Are you confused by the impossible-to-pronounce acronyms sometimes used to identify space
missions? You are not alone.

To move away from cryptic acronyms, our nation’s space agency is asking your help to find a
user-friendly name for a new space-based observatory. It is currently called the Space Infrared
Telescope Facility, or SIRTF for short. The observatory will allow scientists to study objects from
within our solar system to the distant reaches of the universe. It will see these objects by looking for
the heat they radiate in the infrared wavelength.
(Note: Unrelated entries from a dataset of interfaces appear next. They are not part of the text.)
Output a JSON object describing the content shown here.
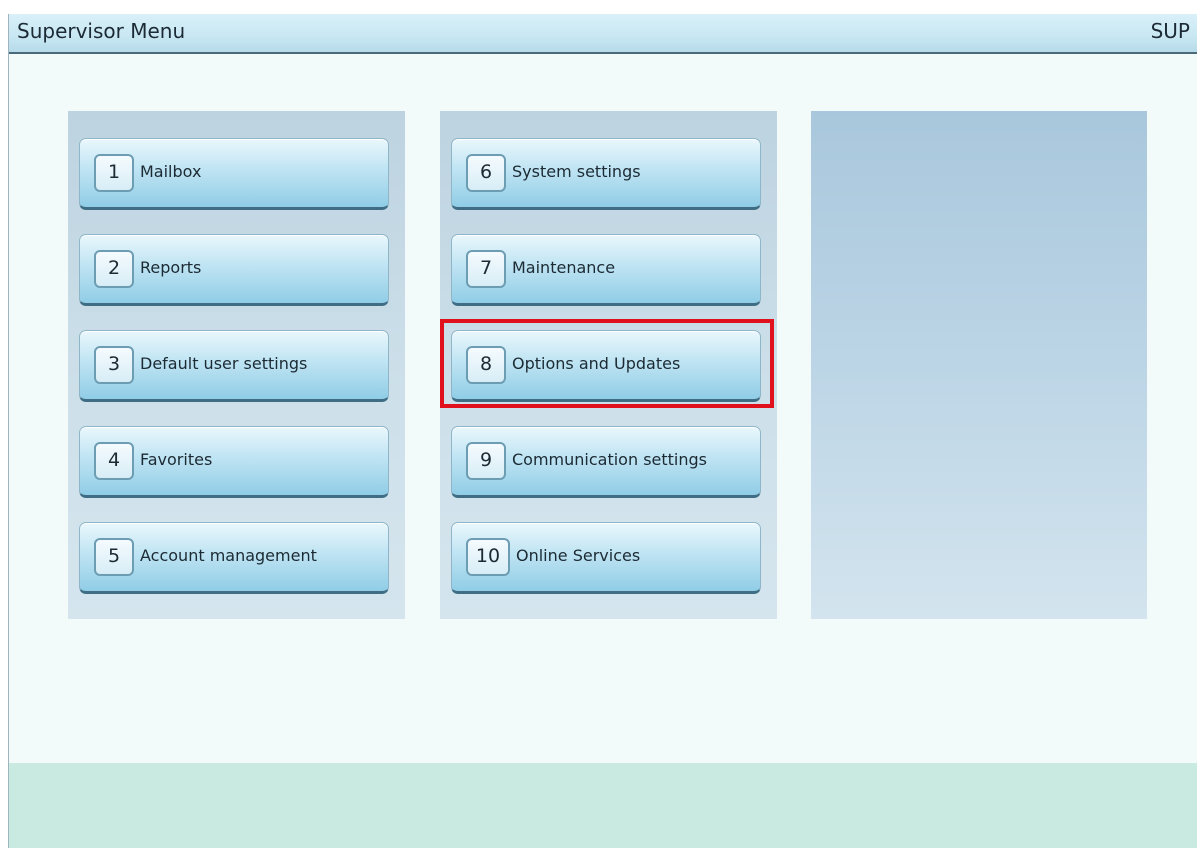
{
  "title": "Supervisor Menu",
  "user_code": "SUP",
  "menu": [
    {
      "num": "1",
      "label": "Mailbox"
    },
    {
      "num": "2",
      "label": "Reports"
    },
    {
      "num": "3",
      "label": "Default user settings"
    },
    {
      "num": "4",
      "label": "Favorites"
    },
    {
      "num": "5",
      "label": "Account management"
    },
    {
      "num": "6",
      "label": "System settings"
    },
    {
      "num": "7",
      "label": "Maintenance"
    },
    {
      "num": "8",
      "label": "Options and Updates"
    },
    {
      "num": "9",
      "label": "Communication settings"
    },
    {
      "num": "10",
      "label": "Online Services"
    }
  ],
  "highlighted_item": "Options and Updates",
  "colors": {
    "highlight": "#e0101c",
    "title_bar": "#c9e8f3",
    "footer": "#c8eae0"
  }
}
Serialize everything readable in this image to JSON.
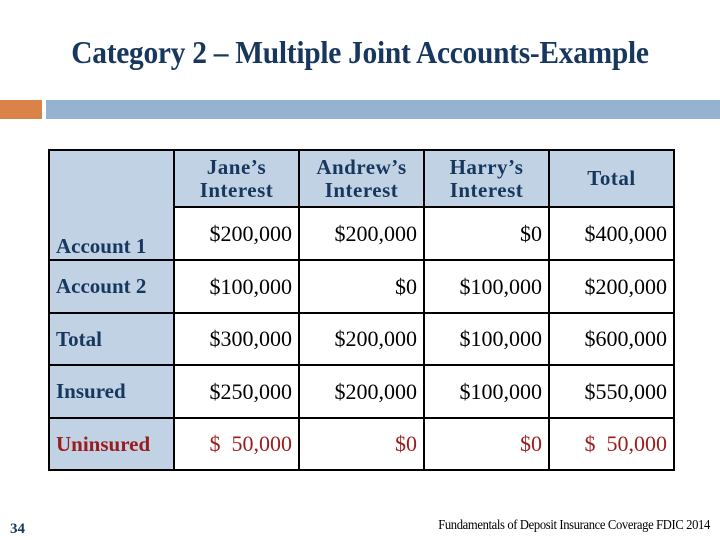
{
  "slide": {
    "title": "Category 2 – Multiple Joint Accounts-Example",
    "number": "34",
    "footer": "Fundamentals of Deposit Insurance Coverage FDIC 2014",
    "colors": {
      "title": "#17375E",
      "accent_orange": "#DB8248",
      "accent_blue": "#95B3D0",
      "table_header_bg": "#C0D2E4",
      "uninsured_red": "#9B1C1C"
    }
  },
  "table": {
    "headers": [
      "",
      "Jane’s Interest",
      "Andrew’s Interest",
      "Harry’s Interest",
      "Total"
    ],
    "header_lines": [
      [
        "",
        ""
      ],
      [
        "Jane’s",
        "Interest"
      ],
      [
        "Andrew’s",
        "Interest"
      ],
      [
        "Harry’s",
        "Interest"
      ],
      [
        "Total",
        ""
      ]
    ],
    "rows": [
      {
        "label": "Account 1",
        "cells": [
          "$200,000",
          "$200,000",
          "$0",
          "$400,000"
        ]
      },
      {
        "label": "Account 2",
        "cells": [
          "$100,000",
          "$0",
          "$100,000",
          "$200,000"
        ]
      },
      {
        "label": "Total",
        "cells": [
          "$300,000",
          "$200,000",
          "$100,000",
          "$600,000"
        ]
      },
      {
        "label": "Insured",
        "cells": [
          "$250,000",
          "$200,000",
          "$100,000",
          "$550,000"
        ]
      },
      {
        "label": "Uninsured",
        "cells": [
          "$  50,000",
          "$0",
          "$0",
          "$  50,000"
        ]
      }
    ]
  }
}
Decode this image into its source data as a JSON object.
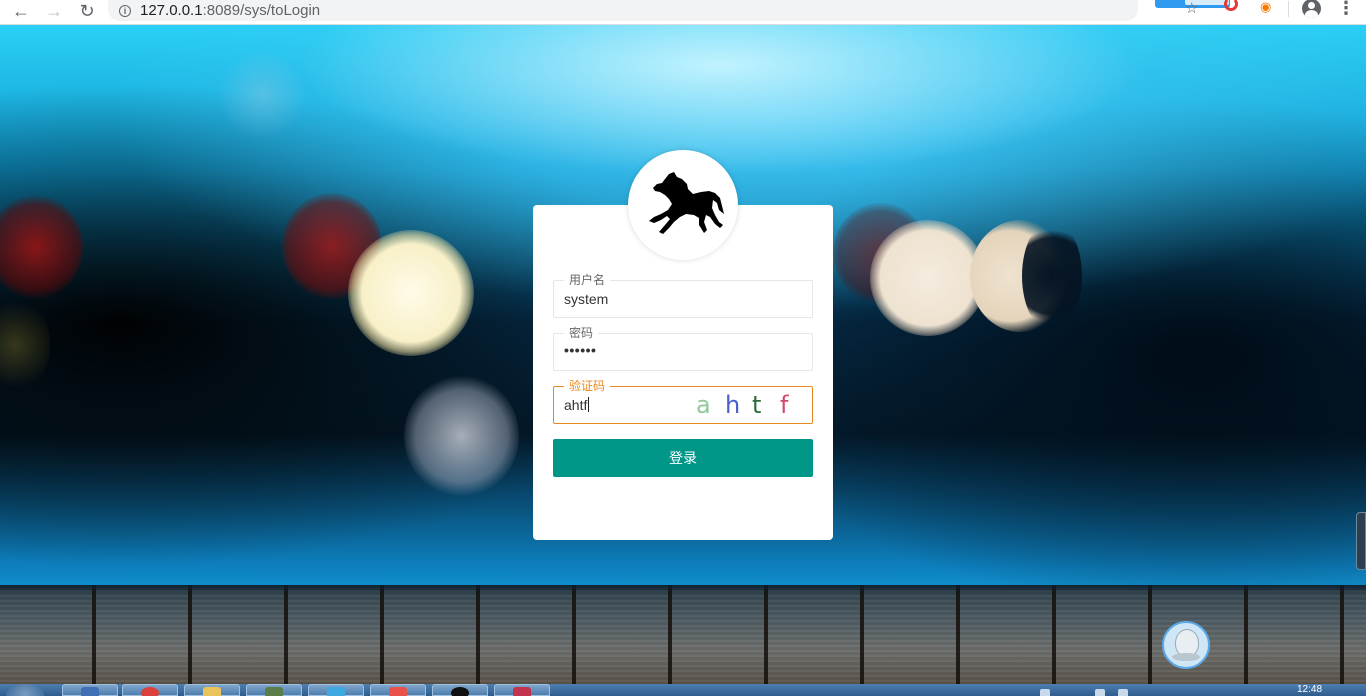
{
  "browser": {
    "url_host": "127.0.0.1",
    "url_rest": ":8089/sys/toLogin"
  },
  "login": {
    "username": {
      "label": "用户名",
      "value": "system"
    },
    "password": {
      "label": "密码",
      "value": "••••••"
    },
    "captcha": {
      "label": "验证码",
      "value": "ahtf",
      "image_chars": [
        {
          "char": "a",
          "color": "#8fc99a"
        },
        {
          "char": "h",
          "color": "#4a5fd0"
        },
        {
          "char": "t",
          "color": "#2e6b3c"
        },
        {
          "char": "f",
          "color": "#d0496a"
        }
      ]
    },
    "submit_label": "登录",
    "accent_color": "#009688",
    "focus_color": "#e8891f"
  },
  "taskbar": {
    "clock": "12:48"
  }
}
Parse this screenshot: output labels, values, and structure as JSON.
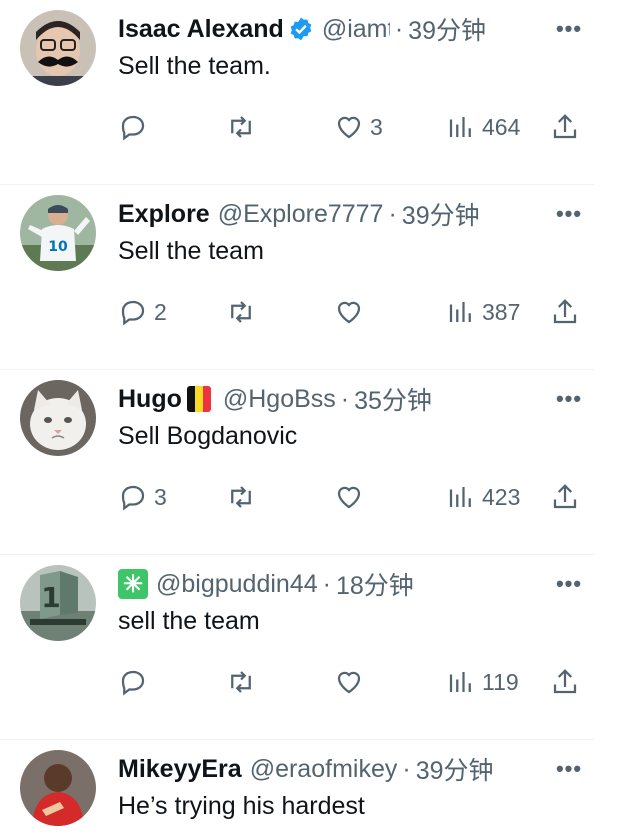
{
  "tweets": [
    {
      "name": "Isaac Alexand",
      "handle": "@iamt",
      "separator": "·",
      "time": "39分钟",
      "text": "Sell the team.",
      "reply_count": "",
      "like_count": "3",
      "view_count": "464",
      "badge": "verified",
      "avatar": "avatar-man-mustache"
    },
    {
      "name": "Explore",
      "handle": "@Explore7777",
      "separator": "·",
      "time": "39分钟",
      "text": "Sell the team",
      "reply_count": "2",
      "like_count": "",
      "view_count": "387",
      "badge": "",
      "avatar": "avatar-football-player",
      "jersey_number": "10"
    },
    {
      "name": "Hugo",
      "handle": "@HgoBss",
      "separator": "·",
      "time": "35分钟",
      "text": "Sell Bogdanovic",
      "reply_count": "3",
      "like_count": "",
      "view_count": "423",
      "badge": "belgium-flag",
      "avatar": "avatar-white-cat"
    },
    {
      "name": "",
      "handle": "@bigpuddin44",
      "separator": "·",
      "time": "18分钟",
      "text": "sell the team",
      "reply_count": "",
      "like_count": "",
      "view_count": "119",
      "badge": "sparkle",
      "avatar": "avatar-number-one-building"
    },
    {
      "name": "MikeyyEra",
      "handle": "@eraofmikey",
      "separator": "·",
      "time": "39分钟",
      "text": "He’s trying his hardest",
      "avatar": "avatar-person-red"
    }
  ],
  "icons": {
    "reply": "reply-icon",
    "retweet": "retweet-icon",
    "like": "like-icon",
    "views": "views-icon",
    "share": "share-icon",
    "more": "more-icon"
  },
  "colors": {
    "text_primary": "#0f1419",
    "text_secondary": "#536471",
    "verified_blue": "#1d9bf0",
    "divider": "#eff3f4"
  }
}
For example, the mission will look for dusty discs
around other stars where planets might be forming.

“We are hoping to tap the creativity of the public to find a name suitable for this important
mission that will help enrich our knowledge of the universe.” said Doris Daou, an education and
public outreach representative for the mission.

The Space Infrared Telescope Facility is the fourth and final component of NASA’s Great
Observatories Program, which includes the Hubble Space Telescope, the Chandra X-ray Observatory
and the Compton Gamma Ray Observatory. Together, these four space-based missions enable
scientists to study space across many different wavelengths of light.

The deadline for nominations is December 20, 2001. The winner will be flown to Kennedy
Space Center in Florida to witness the launch of the observatory, planned for next year. Up to 200
semi-finalists will receive a letter of recognition and an educational kit. All naming contest
participants will be able to print a personalized “Certificate of Participation” upon submission of a
valid entry.

A short essay explaining the reasons for the suggested name must accompany all submissions.
Following NASA’s guidelines, names of current or proposed space missions cannot be used, and if
the observatory is to be named after a person, that person must be deceased. Submissions are only
accepted electronically. The contest is open to all Earthlings, except employees directly affiliated
with NASA, JPL or the California Institute of Technology, and their immediate families.

To enter the naming contest go to . For more
information on the Space Infrared Telescope Facility, visit .

JPL manages the Space Infrared Telescope Facility for NASA’s Office of Space Science,
Washington, D.C. JPL is a division of the California Institute of Technology in Pasadena.